Start of Material provided

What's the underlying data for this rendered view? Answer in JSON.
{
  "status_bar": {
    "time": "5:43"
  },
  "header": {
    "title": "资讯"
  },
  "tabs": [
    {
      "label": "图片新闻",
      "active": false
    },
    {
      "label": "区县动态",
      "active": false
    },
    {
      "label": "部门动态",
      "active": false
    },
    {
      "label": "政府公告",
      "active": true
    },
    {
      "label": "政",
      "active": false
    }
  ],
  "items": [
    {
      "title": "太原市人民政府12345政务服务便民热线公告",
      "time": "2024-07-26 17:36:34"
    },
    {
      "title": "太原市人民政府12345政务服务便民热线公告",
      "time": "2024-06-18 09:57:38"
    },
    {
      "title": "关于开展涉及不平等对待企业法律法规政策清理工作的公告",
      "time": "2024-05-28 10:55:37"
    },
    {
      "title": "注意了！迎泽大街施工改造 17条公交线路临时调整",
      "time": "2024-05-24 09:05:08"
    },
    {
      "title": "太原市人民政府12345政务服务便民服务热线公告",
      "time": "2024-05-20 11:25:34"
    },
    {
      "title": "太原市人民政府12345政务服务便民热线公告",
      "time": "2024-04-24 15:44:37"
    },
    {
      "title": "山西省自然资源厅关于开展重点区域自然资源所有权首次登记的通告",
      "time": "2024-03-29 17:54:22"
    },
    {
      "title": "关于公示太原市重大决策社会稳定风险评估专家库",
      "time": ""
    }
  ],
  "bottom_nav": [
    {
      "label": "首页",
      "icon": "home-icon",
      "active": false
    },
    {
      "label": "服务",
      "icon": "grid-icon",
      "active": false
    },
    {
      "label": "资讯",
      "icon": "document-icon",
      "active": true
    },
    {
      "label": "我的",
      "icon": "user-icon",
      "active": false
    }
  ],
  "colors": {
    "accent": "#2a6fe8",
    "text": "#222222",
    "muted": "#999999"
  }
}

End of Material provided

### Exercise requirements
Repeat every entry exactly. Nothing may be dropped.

### Result of this task
What's the underlying data for this rendered view? Answer in JSON.
{
  "status_bar": {
    "time": "5:43"
  },
  "header": {
    "title": "资讯"
  },
  "tabs": [
    {
      "label": "图片新闻",
      "active": false
    },
    {
      "label": "区县动态",
      "active": false
    },
    {
      "label": "部门动态",
      "active": false
    },
    {
      "label": "政府公告",
      "active": true
    },
    {
      "label": "政",
      "active": false
    }
  ],
  "items": [
    {
      "title": "太原市人民政府12345政务服务便民热线公告",
      "time": "2024-07-26 17:36:34"
    },
    {
      "title": "太原市人民政府12345政务服务便民热线公告",
      "time": "2024-06-18 09:57:38"
    },
    {
      "title": "关于开展涉及不平等对待企业法律法规政策清理工作的公告",
      "time": "2024-05-28 10:55:37"
    },
    {
      "title": "注意了！迎泽大街施工改造 17条公交线路临时调整",
      "time": "2024-05-24 09:05:08"
    },
    {
      "title": "太原市人民政府12345政务服务便民服务热线公告",
      "time": "2024-05-20 11:25:34"
    },
    {
      "title": "太原市人民政府12345政务服务便民热线公告",
      "time": "2024-04-24 15:44:37"
    },
    {
      "title": "山西省自然资源厅关于开展重点区域自然资源所有权首次登记的通告",
      "time": "2024-03-29 17:54:22"
    },
    {
      "title": "关于公示太原市重大决策社会稳定风险评估专家库",
      "time": ""
    }
  ],
  "bottom_nav": [
    {
      "label": "首页",
      "icon": "home-icon",
      "active": false
    },
    {
      "label": "服务",
      "icon": "grid-icon",
      "active": false
    },
    {
      "label": "资讯",
      "icon": "document-icon",
      "active": true
    },
    {
      "label": "我的",
      "icon": "user-icon",
      "active": false
    }
  ],
  "colors": {
    "accent": "#2a6fe8",
    "text": "#222222",
    "muted": "#999999"
  }
}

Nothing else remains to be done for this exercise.